Streamlined customs could boost exports by poorest countries – UN official

Streamlined customs could boost exports by poorest countries – UN official

ESCAP Executive Secretary Noeleen Heyzer
Cumbersome customs procedures are adding unnecessary costs to the transport of goods from landlocked developing countries (LLDCs) to international markets, a senior UN official has told a meeting held to measure progress on the issue.

Noeleen Heyzer, Executive Secretary of the Economic and Social Commission for Asia and the Pacific (ESCAP), said yesterday that international conventions on transport and transit could solve the problem by harmonizing, simplifying and standardizing rules and documentation.

Ms. Heyzer was speaking at the end of a two-day meeting in Bangkok which assessed progress in Asia and Europe since the UN’s Almaty Programme of Action was adopted in 2003. The programme aims to help LLDCs by supporting cooperation between landlocked and transit countries, and by cutting red tape, transport costs and time.

The meeting was organized by ESCAP, along with the UN Economic Commission for Europe (ECE), and the UN Office of the High Representative for the Least Developed Countries, Landlocked Developing Countries and Small Island Developing States (UN-OHRLLS).

Cheikh Sidi Diarra, the UN High Representative, told the meeting that much progress had been made since 2003. He said that, on average, it now takes LLDCs 49 days to export a consignment of goods, down from 57 days in 2005. He also cited two ESCAP initiatives as good examples of better transit cooperation: the Asian Highway Network and the Trans-Asian Railway Network.
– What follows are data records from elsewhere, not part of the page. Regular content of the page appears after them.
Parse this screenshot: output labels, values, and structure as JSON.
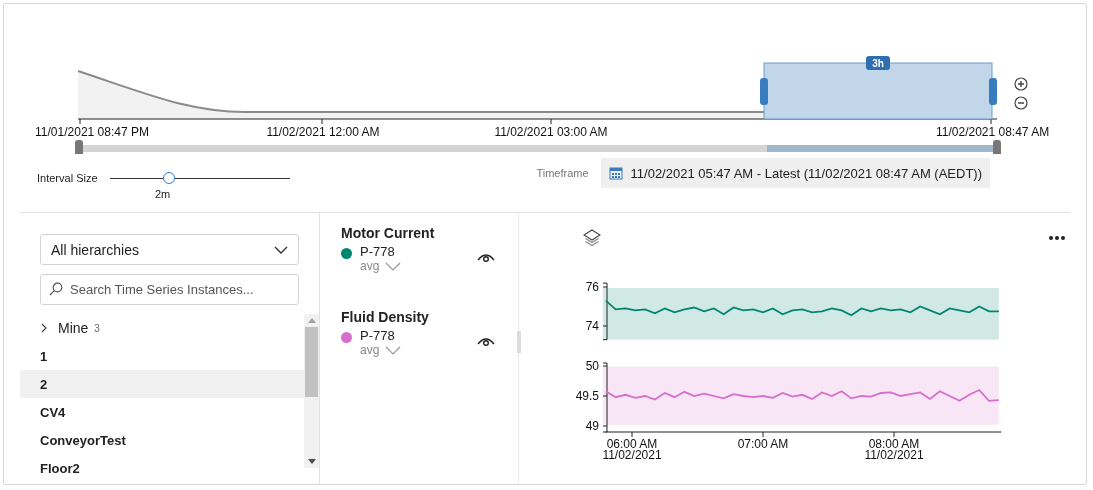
{
  "timeline": {
    "axis_labels": [
      "11/01/2021 08:47 PM",
      "11/02/2021 12:00 AM",
      "11/02/2021 03:00 AM",
      "11/02/2021 08:47 AM"
    ],
    "brush_label": "3h"
  },
  "interval": {
    "label": "Interval Size",
    "level": 0.33,
    "reading": "2m"
  },
  "timeframe": {
    "label": "Timeframe",
    "value": "11/02/2021 05:47 AM - Latest (11/02/2021 08:47 AM (AEDT))"
  },
  "hierarchy_select": {
    "value": "All hierarchies"
  },
  "search": {
    "placeholder": "Search Time Series Instances..."
  },
  "tree": [
    {
      "label": "Mine",
      "count": "3",
      "kind": "folder",
      "expanded": false,
      "selected": false
    },
    {
      "label": "1",
      "kind": "instance",
      "selected": false
    },
    {
      "label": "2",
      "kind": "instance",
      "selected": true
    },
    {
      "label": "CV4",
      "kind": "instance",
      "selected": false
    },
    {
      "label": "ConveyorTest",
      "kind": "instance",
      "selected": false
    },
    {
      "label": "Floor2",
      "kind": "instance",
      "selected": false
    }
  ],
  "legend": [
    {
      "instance": "P-778",
      "aggregate": "avg",
      "visible": true
    },
    {
      "instance": "P-778",
      "aggregate": "avg",
      "visible": true
    }
  ],
  "charts": [
    {
      "chart_data": {
        "type": "line",
        "categories": [
          null,
          null,
          null,
          null,
          null,
          null,
          null,
          null,
          null,
          null,
          null,
          null,
          null,
          null,
          null,
          null,
          null,
          null,
          null,
          null,
          null,
          null,
          null,
          null,
          null,
          null,
          null,
          null,
          null,
          null,
          null,
          null,
          null,
          null,
          null,
          null,
          null,
          null,
          null,
          null,
          null
        ],
        "series": [
          {
            "name": "Motor Current",
            "color": "#00856f",
            "values": [
              75.3,
              74.85,
              74.9,
              74.8,
              74.85,
              74.65,
              74.9,
              74.7,
              74.85,
              74.95,
              74.75,
              74.9,
              74.6,
              74.95,
              74.8,
              74.85,
              74.7,
              74.9,
              74.6,
              74.8,
              74.85,
              74.7,
              74.75,
              74.9,
              74.8,
              74.55,
              74.9,
              74.75,
              74.9,
              74.8,
              74.85,
              74.7,
              75.0,
              74.8,
              74.6,
              74.9,
              74.8,
              74.7,
              75.0,
              74.75,
              74.75
            ]
          }
        ],
        "ylim": [
          73.3,
          76.2
        ],
        "yticks": [
          {
            "value": 74,
            "label": "74"
          },
          {
            "value": 76,
            "label": "76"
          }
        ],
        "bands": [
          {
            "axis": "y",
            "from": 73.3,
            "to": 75.95
          }
        ]
      }
    },
    {
      "chart_data": {
        "type": "line",
        "x": [
          5.8,
          5.875,
          5.95,
          6.025,
          6.1,
          6.175,
          6.25,
          6.325,
          6.4,
          6.475,
          6.55,
          6.625,
          6.7,
          6.775,
          6.85,
          6.925,
          7,
          7.075,
          7.15,
          7.225,
          7.3,
          7.375,
          7.45,
          7.525,
          7.6,
          7.675,
          7.75,
          7.825,
          7.9,
          7.975,
          8.05,
          8.125,
          8.2,
          8.275,
          8.35,
          8.425,
          8.5,
          8.575,
          8.65,
          8.725,
          8.8
        ],
        "series": [
          {
            "name": "Fluid Density",
            "color": "#d66fcc",
            "values": [
              49.58,
              49.48,
              49.52,
              49.47,
              49.5,
              49.44,
              49.55,
              49.48,
              49.57,
              49.5,
              49.54,
              49.5,
              49.46,
              49.53,
              49.5,
              49.48,
              49.5,
              49.47,
              49.55,
              49.49,
              49.52,
              49.45,
              49.56,
              49.5,
              49.58,
              49.46,
              49.5,
              49.49,
              49.55,
              49.56,
              49.5,
              49.53,
              49.56,
              49.45,
              49.58,
              49.5,
              49.42,
              49.52,
              49.6,
              49.42,
              49.43
            ]
          }
        ],
        "ylim": [
          48.9,
          50.05
        ],
        "yticks": [
          {
            "value": 49,
            "label": "49"
          },
          {
            "value": 49.5,
            "label": "49.5"
          },
          {
            "value": 50,
            "label": "50"
          }
        ],
        "xlim": [
          5.8,
          8.82
        ],
        "xticks": [
          {
            "value": 6,
            "label": "06:00 AM"
          },
          {
            "value": 7,
            "label": "07:00 AM"
          },
          {
            "value": 8,
            "label": "08:00 AM"
          }
        ],
        "bands": [
          {
            "axis": "y",
            "from": 49.02,
            "to": 49.99
          }
        ]
      },
      "date_labels": [
        "11/02/2021",
        "11/02/2021"
      ]
    }
  ]
}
The Highway covers 141,000 kilometres and links 32 countries, while the Railway runs 81,000 kilometres in 28 countries.

Ms. Heyzer noted that “there are still remarkable infrastructure gaps which cannot be addressed without involving the private sector.” But she added that “the landlocked and the transit countries share many common problems” and cited another ESCAP initiative, the Asia-Pacific Trade Agreement, as a tool that could help these countries engage in dynamic trade and investment.